The noteworthy result is that outcomes are generally good and similar between all of the treatments. Although the two treatment arms represent different severity of disease, the 2-year rate of subsequent pregnancy was similar (71% Arm 1, 70% Arm 2) among women treated with conservative surgery. In Arm 1, the pregnancy rates with medical therapy (67%) were not statistically different from conservative surgery. Although pregnancy rates were slightly lower (64%) among women randomized to salpingectomy in Arm 2, this was not statistically significant.

All studies have limitations and caveats. One important consideration in this study is that all women managed with conservative surgery received routine postoperative methotrexate. In the United States, this practice is less common, with careful follow-up of postop hCG levels used to guide the need for methotrexate treatment at many centers. The DEMETER protocol was guided by evidence reported by Graczykowski and Mishell that the relative risk of developing persistent EP after prophylactic methotrexate was 0.13 (CI, 0.02-0.97) in a study of 129 women with EP randomized to linear salpingostomy with or without postoperative methotrexate (1 mg/kg intramuscularly, within 24 hours postoperatively).2 The DEMETER groups also were unbalanced at baseline, suggesting some irregularity in randomization. However, appropriate statistical adjustments confirmed the main findings of no difference between treatments.
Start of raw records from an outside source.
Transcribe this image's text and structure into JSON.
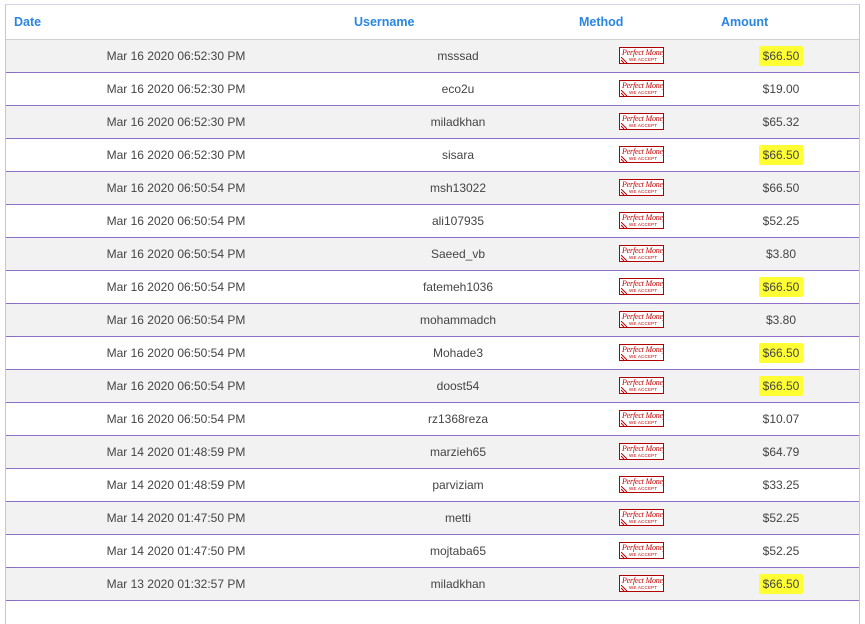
{
  "table": {
    "headers": {
      "date": "Date",
      "username": "Username",
      "method": "Method",
      "amount": "Amount"
    },
    "method_logo": {
      "name": "perfect-money-logo",
      "top_text": "Perfect Money",
      "bottom_text": "WE ACCEPT",
      "color": "#c40000"
    },
    "highlight_color": "#ffff33",
    "rows": [
      {
        "date": "Mar 16 2020 06:52:30 PM",
        "username": "msssad",
        "amount": "$66.50",
        "highlighted": true
      },
      {
        "date": "Mar 16 2020 06:52:30 PM",
        "username": "eco2u",
        "amount": "$19.00",
        "highlighted": false
      },
      {
        "date": "Mar 16 2020 06:52:30 PM",
        "username": "miladkhan",
        "amount": "$65.32",
        "highlighted": false
      },
      {
        "date": "Mar 16 2020 06:52:30 PM",
        "username": "sisara",
        "amount": "$66.50",
        "highlighted": true
      },
      {
        "date": "Mar 16 2020 06:50:54 PM",
        "username": "msh13022",
        "amount": "$66.50",
        "highlighted": false
      },
      {
        "date": "Mar 16 2020 06:50:54 PM",
        "username": "ali107935",
        "amount": "$52.25",
        "highlighted": false
      },
      {
        "date": "Mar 16 2020 06:50:54 PM",
        "username": "Saeed_vb",
        "amount": "$3.80",
        "highlighted": false
      },
      {
        "date": "Mar 16 2020 06:50:54 PM",
        "username": "fatemeh1036",
        "amount": "$66.50",
        "highlighted": true
      },
      {
        "date": "Mar 16 2020 06:50:54 PM",
        "username": "mohammadch",
        "amount": "$3.80",
        "highlighted": false
      },
      {
        "date": "Mar 16 2020 06:50:54 PM",
        "username": "Mohade3",
        "amount": "$66.50",
        "highlighted": true
      },
      {
        "date": "Mar 16 2020 06:50:54 PM",
        "username": "doost54",
        "amount": "$66.50",
        "highlighted": true
      },
      {
        "date": "Mar 16 2020 06:50:54 PM",
        "username": "rz1368reza",
        "amount": "$10.07",
        "highlighted": false
      },
      {
        "date": "Mar 14 2020 01:48:59 PM",
        "username": "marzieh65",
        "amount": "$64.79",
        "highlighted": false
      },
      {
        "date": "Mar 14 2020 01:48:59 PM",
        "username": "parviziam",
        "amount": "$33.25",
        "highlighted": false
      },
      {
        "date": "Mar 14 2020 01:47:50 PM",
        "username": "metti",
        "amount": "$52.25",
        "highlighted": false
      },
      {
        "date": "Mar 14 2020 01:47:50 PM",
        "username": "mojtaba65",
        "amount": "$52.25",
        "highlighted": false
      },
      {
        "date": "Mar 13 2020 01:32:57 PM",
        "username": "miladkhan",
        "amount": "$66.50",
        "highlighted": true
      }
    ]
  }
}
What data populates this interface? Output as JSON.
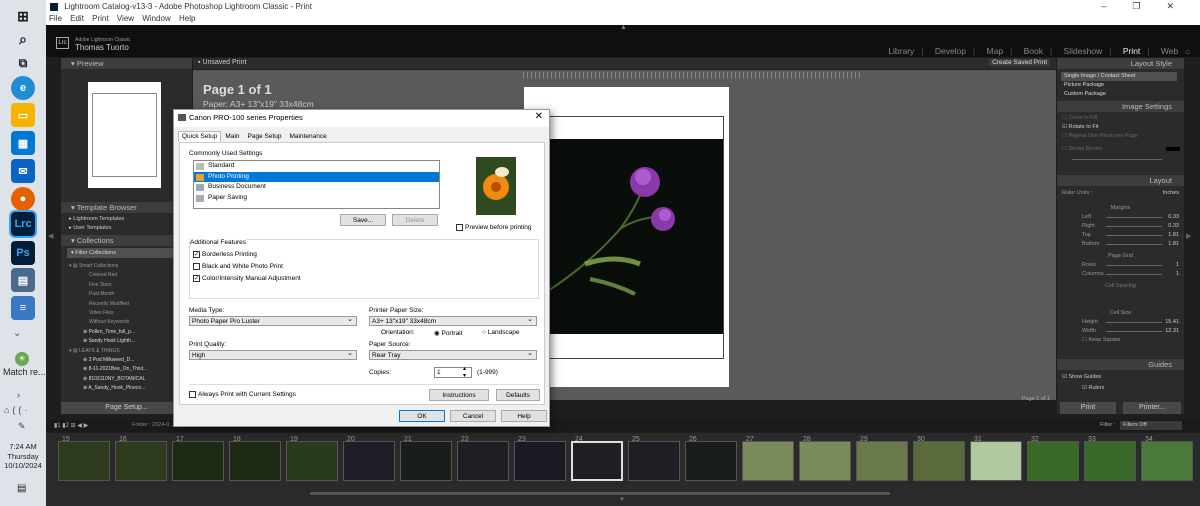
{
  "window": {
    "title": "Lightroom Catalog-v13-3 - Adobe Photoshop Lightroom Classic - Print"
  },
  "menu": [
    "File",
    "Edit",
    "Print",
    "View",
    "Window",
    "Help"
  ],
  "identity": {
    "sub": "Adobe Lightroom Classic",
    "user": "Thomas Tuorto",
    "logo": "Lrc"
  },
  "modules": [
    "Library",
    "Develop",
    "Map",
    "Book",
    "Slideshow",
    "Print",
    "Web"
  ],
  "left": {
    "preview": "Preview",
    "template_browser": "Template Browser",
    "templates": [
      "Lightroom Templates",
      "User Templates"
    ],
    "collections": "Collections",
    "filter": "Filter Collections",
    "smart": "Smart Collections",
    "smart_items": [
      "Colored Red",
      "Five Stars",
      "Past Month",
      "Recently Modified",
      "Video Files",
      "Without Keywords"
    ],
    "items": [
      "Pollen_Time_full_p...",
      "Sandy Hook Lighth..."
    ],
    "group2": "LEAFS & THINGS",
    "items2": [
      "3 Pod Milkweed_D...",
      "8-11-2021Bee_On_Thist...",
      "8103110NY_BOTANICAL",
      "A_Sandy_Hook_Pineco..."
    ],
    "page_setup": "Page Setup..."
  },
  "center": {
    "unsaved": "Unsaved Print",
    "create": "Create Saved Print",
    "page": "Page 1 of 1",
    "paper": "Paper:  A3+ 13\"x19\" 33x48cm",
    "page_footer": "Page 1 of 1"
  },
  "right": {
    "layout_style": "Layout Style",
    "styles": [
      "Single Image / Contact Sheet",
      "Picture Package",
      "Custom Package"
    ],
    "image_settings": "Image Settings",
    "img_opts": [
      "Zoom to Fill",
      "Rotate to Fit",
      "Repeat One Photo per Page",
      "Stroke Border"
    ],
    "layout": "Layout",
    "ruler_units": "Ruler Units :",
    "ruler_val": "Inches",
    "margins": "Margins",
    "margin_rows": [
      {
        "l": "Left",
        "v": "0.33"
      },
      {
        "l": "Right",
        "v": "0.33"
      },
      {
        "l": "Top",
        "v": "1.81"
      },
      {
        "l": "Bottom",
        "v": "1.81"
      }
    ],
    "page_grid": "Page Grid",
    "grid_rows": [
      {
        "l": "Rows",
        "v": "1"
      },
      {
        "l": "Columns",
        "v": "1"
      }
    ],
    "cell_spacing": "Cell Spacing",
    "cell_size": "Cell Size",
    "size_rows": [
      {
        "l": "Height",
        "v": "15.41"
      },
      {
        "l": "Width",
        "v": "12.31"
      }
    ],
    "keep_square": "Keep Square",
    "guides": "Guides",
    "show_guides": "Show Guides",
    "rulers": "Rulers",
    "print": "Print",
    "printer": "Printer..."
  },
  "filmstrip": {
    "folder": "Folder : 2024-0...",
    "filter": "Filter :",
    "filter_val": "Filters Off",
    "numbers": [
      "15",
      "16",
      "17",
      "18",
      "19",
      "20",
      "21",
      "22",
      "23",
      "24",
      "25",
      "26",
      "27",
      "28",
      "29",
      "30",
      "31",
      "32",
      "33",
      "34"
    ]
  },
  "dialog": {
    "title": "Canon PRO-100 series Properties",
    "tabs": [
      "Quick Setup",
      "Main",
      "Page Setup",
      "Maintenance"
    ],
    "common": "Commonly Used Settings",
    "settings": [
      "Standard",
      "Photo Printing",
      "Business Document",
      "Paper Saving"
    ],
    "save": "Save...",
    "delete": "Delete",
    "preview_before": "Preview before printing",
    "additional": "Additional Features",
    "features": [
      "Borderless Printing",
      "Black and White Photo Print",
      "Color/Intensity Manual Adjustment"
    ],
    "media_label": "Media Type:",
    "media": "Photo Paper Pro Luster",
    "paper_size_label": "Printer Paper Size:",
    "paper_size": "A3+ 13\"x19\" 33x48cm",
    "orientation": "Orientation:",
    "portrait": "Portrait",
    "landscape": "Landscape",
    "quality_label": "Print Quality:",
    "quality": "High",
    "source_label": "Paper Source:",
    "source": "Rear Tray",
    "copies_label": "Copies:",
    "copies": "1",
    "copies_range": "(1-999)",
    "always": "Always Print with Current Settings",
    "instructions": "Instructions",
    "defaults": "Defaults",
    "ok": "OK",
    "cancel": "Cancel",
    "help": "Help"
  },
  "taskbar": {
    "match": "Match re...",
    "time": "7:24 AM",
    "day": "Thursday",
    "date": "10/10/2024"
  }
}
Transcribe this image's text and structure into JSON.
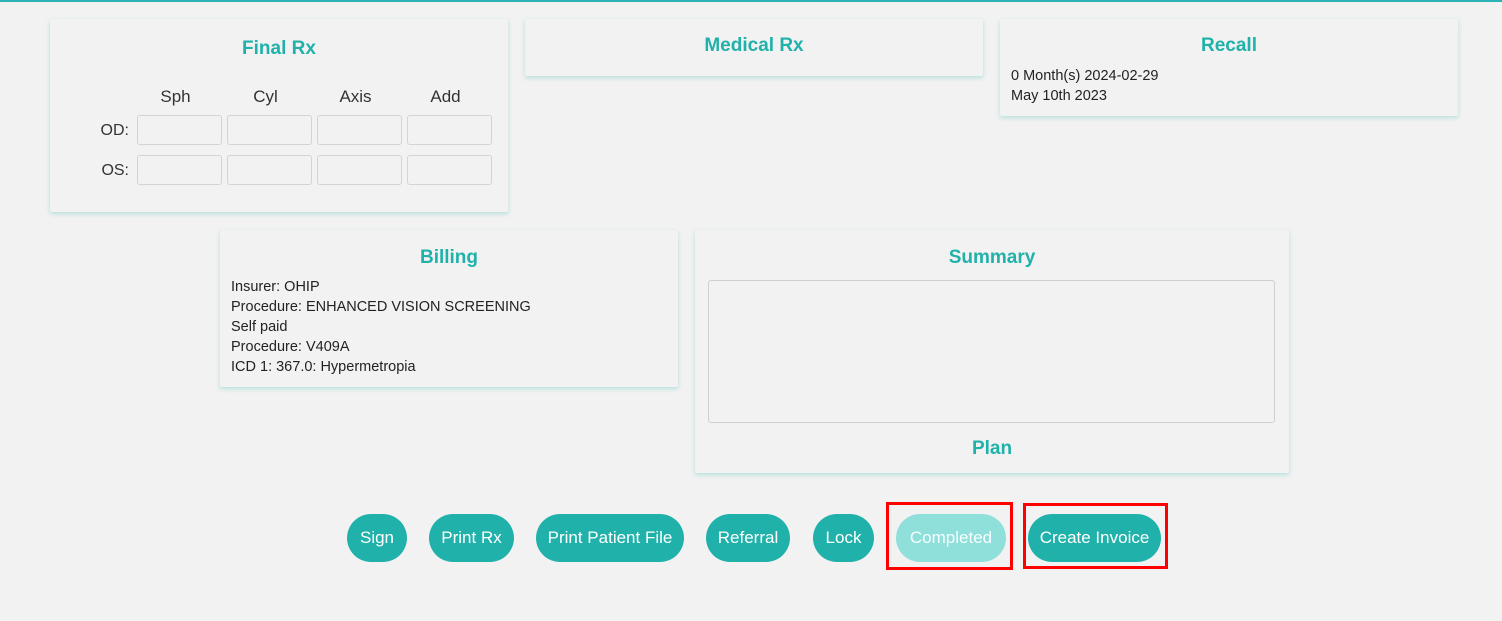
{
  "final_rx": {
    "title": "Final Rx",
    "columns": [
      "Sph",
      "Cyl",
      "Axis",
      "Add"
    ],
    "rows": [
      {
        "label": "OD:",
        "values": [
          "",
          "",
          "",
          ""
        ]
      },
      {
        "label": "OS:",
        "values": [
          "",
          "",
          "",
          ""
        ]
      }
    ]
  },
  "medical_rx": {
    "title": "Medical Rx"
  },
  "recall": {
    "title": "Recall",
    "lines": [
      "0 Month(s) 2024-02-29",
      "May 10th 2023"
    ]
  },
  "billing": {
    "title": "Billing",
    "lines": [
      "Insurer: OHIP",
      "Procedure: ENHANCED VISION SCREENING",
      "Self paid",
      "Procedure: V409A",
      "ICD 1: 367.0: Hypermetropia"
    ]
  },
  "summary": {
    "title": "Summary",
    "value": "",
    "plan_label": "Plan"
  },
  "actions": {
    "sign": "Sign",
    "print_rx": "Print Rx",
    "print_patient_file": "Print Patient File",
    "referral": "Referral",
    "lock": "Lock",
    "completed": "Completed",
    "create_invoice": "Create Invoice"
  },
  "colors": {
    "accent": "#20b2aa",
    "accent_disabled": "#8fdfda",
    "highlight": "#ff0000",
    "background": "#f2f2f2"
  }
}
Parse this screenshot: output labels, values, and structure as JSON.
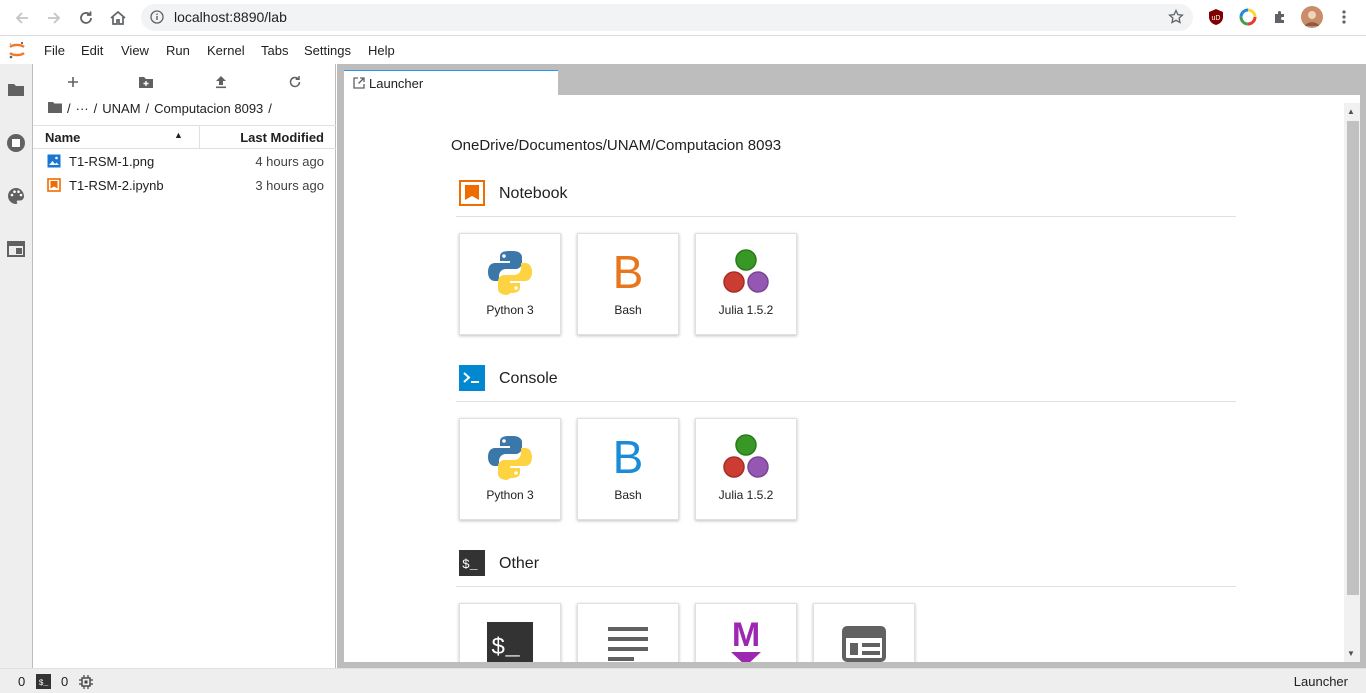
{
  "browser": {
    "url": "localhost:8890/lab"
  },
  "menu": {
    "items": [
      "File",
      "Edit",
      "View",
      "Run",
      "Kernel",
      "Tabs",
      "Settings",
      "Help"
    ]
  },
  "file_browser": {
    "breadcrumbs": [
      "/",
      "···",
      "/",
      "UNAM",
      "/",
      "Computacion 8093",
      "/"
    ],
    "columns": {
      "name": "Name",
      "modified": "Last Modified"
    },
    "files": [
      {
        "name": "T1-RSM-1.png",
        "modified": "4 hours ago",
        "icon": "image-file-icon"
      },
      {
        "name": "T1-RSM-2.ipynb",
        "modified": "3 hours ago",
        "icon": "notebook-file-icon"
      }
    ]
  },
  "tab": {
    "label": "Launcher"
  },
  "launcher": {
    "cwd": "OneDrive/Documentos/UNAM/Computacion 8093",
    "sections": {
      "notebook": {
        "title": "Notebook",
        "kernels": [
          "Python 3",
          "Bash",
          "Julia 1.5.2"
        ]
      },
      "console": {
        "title": "Console",
        "kernels": [
          "Python 3",
          "Bash",
          "Julia 1.5.2"
        ]
      },
      "other": {
        "title": "Other"
      }
    },
    "bash_letter": "B",
    "markdown_letter": "M",
    "terminal_glyph": "$_",
    "colors": {
      "bash_notebook": "#e8761d",
      "bash_console": "#1a8bd6",
      "markdown": "#9c27b0"
    }
  },
  "status": {
    "left_count": "0",
    "terminal_glyph": "$_",
    "kernel_count": "0",
    "right": "Launcher"
  }
}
Another factor to consider is that this clinical trial was not designed as a non-inferiority study. The ad hoc statistical margin was a robust 20% difference in fertility rates. Therefore, while the observed effect size of 4-6% noted between treatment groups was not statistically significant, it might be worth considering if this is real. Consider that a 4-6% difference in survival would generally be considered highly relevant in a cancer study. Thus, it is appropriate to reflect on whether the observed difference would affect clinical judgment if a larger study confirmed these results with statistical significance. For early EP (Arm 1), medical therapy was slightly inferior to conservative surgery. This margin is small (4%) and would not motivate me to suggest surgery as an option to women who were good candidates for methotrexate. However, subsequent fertility should not be a factor in recommending against surgery in women interested in that approach. For women with advanced EP, the larger (6%) difference in subsequent pregnancy still argues for a conservative approach with linear salpingostomy.


1. Creanga AA, et al. Trends in ectopic pregnancy mortality in the United States: 1980-2007. Obstet Gynecol 2011;117:837-843.

2. Graczykowski JW, Mishell DR, Jr. Methotrexate prophylaxis for persistent ectopic pregnancy after conservative treatment by salpingostomy. Obstet Gynecol 1997;89:118-122.